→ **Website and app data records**
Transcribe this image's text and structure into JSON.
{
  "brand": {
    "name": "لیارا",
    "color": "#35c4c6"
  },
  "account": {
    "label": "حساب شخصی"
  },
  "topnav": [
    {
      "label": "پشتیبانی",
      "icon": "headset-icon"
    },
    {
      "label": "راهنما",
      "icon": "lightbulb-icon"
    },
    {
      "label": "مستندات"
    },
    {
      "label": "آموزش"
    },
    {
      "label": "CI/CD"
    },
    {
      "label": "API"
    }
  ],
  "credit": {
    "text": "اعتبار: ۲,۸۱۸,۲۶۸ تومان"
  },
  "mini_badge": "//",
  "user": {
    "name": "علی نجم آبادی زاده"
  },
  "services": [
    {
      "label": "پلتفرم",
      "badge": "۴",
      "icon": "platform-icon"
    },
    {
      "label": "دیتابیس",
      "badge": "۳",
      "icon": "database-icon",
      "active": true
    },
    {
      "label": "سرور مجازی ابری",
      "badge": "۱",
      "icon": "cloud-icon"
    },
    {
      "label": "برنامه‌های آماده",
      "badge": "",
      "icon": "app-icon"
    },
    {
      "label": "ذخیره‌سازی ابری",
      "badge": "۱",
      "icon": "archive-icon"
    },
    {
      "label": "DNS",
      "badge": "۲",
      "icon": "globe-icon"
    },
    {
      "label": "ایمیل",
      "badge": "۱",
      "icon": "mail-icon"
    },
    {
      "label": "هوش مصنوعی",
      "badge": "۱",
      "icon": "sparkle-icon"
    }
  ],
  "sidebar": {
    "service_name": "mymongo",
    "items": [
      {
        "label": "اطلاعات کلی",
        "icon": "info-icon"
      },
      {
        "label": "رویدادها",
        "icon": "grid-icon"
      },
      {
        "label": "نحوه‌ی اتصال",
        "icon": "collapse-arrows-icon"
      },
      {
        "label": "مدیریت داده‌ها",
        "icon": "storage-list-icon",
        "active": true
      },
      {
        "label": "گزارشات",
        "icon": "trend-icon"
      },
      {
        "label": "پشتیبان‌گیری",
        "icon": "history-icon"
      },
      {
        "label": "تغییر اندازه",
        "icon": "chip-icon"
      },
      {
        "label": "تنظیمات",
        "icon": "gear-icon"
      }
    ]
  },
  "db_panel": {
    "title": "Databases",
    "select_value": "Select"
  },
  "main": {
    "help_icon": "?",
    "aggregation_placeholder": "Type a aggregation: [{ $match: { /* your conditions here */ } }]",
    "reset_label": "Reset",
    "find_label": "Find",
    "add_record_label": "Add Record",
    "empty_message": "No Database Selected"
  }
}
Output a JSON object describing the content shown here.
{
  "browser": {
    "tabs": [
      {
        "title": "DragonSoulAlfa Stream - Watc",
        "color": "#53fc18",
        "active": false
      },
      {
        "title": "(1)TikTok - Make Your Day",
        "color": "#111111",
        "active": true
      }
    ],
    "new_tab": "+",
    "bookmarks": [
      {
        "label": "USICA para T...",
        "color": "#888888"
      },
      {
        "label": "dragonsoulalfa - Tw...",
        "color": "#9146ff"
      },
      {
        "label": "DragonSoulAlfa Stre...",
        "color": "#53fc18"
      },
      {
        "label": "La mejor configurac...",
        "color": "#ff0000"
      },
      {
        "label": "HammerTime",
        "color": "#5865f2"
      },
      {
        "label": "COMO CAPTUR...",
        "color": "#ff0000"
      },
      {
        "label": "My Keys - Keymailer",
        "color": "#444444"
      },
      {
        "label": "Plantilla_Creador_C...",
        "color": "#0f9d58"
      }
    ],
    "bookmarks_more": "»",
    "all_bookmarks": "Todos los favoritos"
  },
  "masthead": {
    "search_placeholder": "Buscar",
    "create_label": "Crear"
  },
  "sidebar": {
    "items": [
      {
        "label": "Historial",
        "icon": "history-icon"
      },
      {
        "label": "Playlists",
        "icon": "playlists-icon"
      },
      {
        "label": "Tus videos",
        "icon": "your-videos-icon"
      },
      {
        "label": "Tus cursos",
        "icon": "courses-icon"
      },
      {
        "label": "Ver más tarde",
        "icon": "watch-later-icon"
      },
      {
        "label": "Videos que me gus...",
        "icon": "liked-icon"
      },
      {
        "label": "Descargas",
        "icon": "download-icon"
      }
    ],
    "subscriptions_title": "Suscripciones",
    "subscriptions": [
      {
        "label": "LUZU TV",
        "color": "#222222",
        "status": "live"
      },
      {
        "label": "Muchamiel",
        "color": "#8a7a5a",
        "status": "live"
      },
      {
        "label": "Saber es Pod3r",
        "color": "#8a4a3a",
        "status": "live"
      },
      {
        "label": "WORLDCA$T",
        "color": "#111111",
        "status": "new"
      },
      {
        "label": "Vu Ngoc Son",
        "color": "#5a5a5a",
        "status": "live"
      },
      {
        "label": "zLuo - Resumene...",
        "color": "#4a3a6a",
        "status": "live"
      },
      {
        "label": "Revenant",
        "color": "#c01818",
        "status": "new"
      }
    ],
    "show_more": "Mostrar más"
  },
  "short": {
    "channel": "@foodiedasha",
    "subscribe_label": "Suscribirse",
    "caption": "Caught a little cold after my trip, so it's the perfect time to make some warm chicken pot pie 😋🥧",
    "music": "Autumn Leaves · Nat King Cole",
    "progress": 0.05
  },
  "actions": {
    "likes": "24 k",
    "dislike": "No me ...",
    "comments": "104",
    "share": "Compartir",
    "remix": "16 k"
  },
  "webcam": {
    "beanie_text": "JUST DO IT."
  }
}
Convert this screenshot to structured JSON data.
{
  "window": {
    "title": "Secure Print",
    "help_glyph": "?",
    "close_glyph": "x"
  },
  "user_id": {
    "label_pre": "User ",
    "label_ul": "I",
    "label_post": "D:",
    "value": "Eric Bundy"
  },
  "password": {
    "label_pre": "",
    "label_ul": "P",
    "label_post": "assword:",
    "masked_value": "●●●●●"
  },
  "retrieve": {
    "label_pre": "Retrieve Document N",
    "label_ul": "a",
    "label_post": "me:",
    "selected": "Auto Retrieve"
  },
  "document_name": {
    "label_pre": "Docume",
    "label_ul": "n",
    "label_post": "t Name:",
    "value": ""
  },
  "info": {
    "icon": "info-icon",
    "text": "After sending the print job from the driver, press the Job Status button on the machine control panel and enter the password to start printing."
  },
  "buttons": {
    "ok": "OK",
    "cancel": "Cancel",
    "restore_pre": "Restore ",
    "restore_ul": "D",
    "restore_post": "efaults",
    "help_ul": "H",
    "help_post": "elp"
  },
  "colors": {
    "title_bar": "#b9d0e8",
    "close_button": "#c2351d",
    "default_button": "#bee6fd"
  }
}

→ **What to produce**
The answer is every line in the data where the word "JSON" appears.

→ **Answer section**
Transcribe this image's text and structure into JSON.
Output a JSON object describing the content shown here.
Convert this screenshot to structured JSON data.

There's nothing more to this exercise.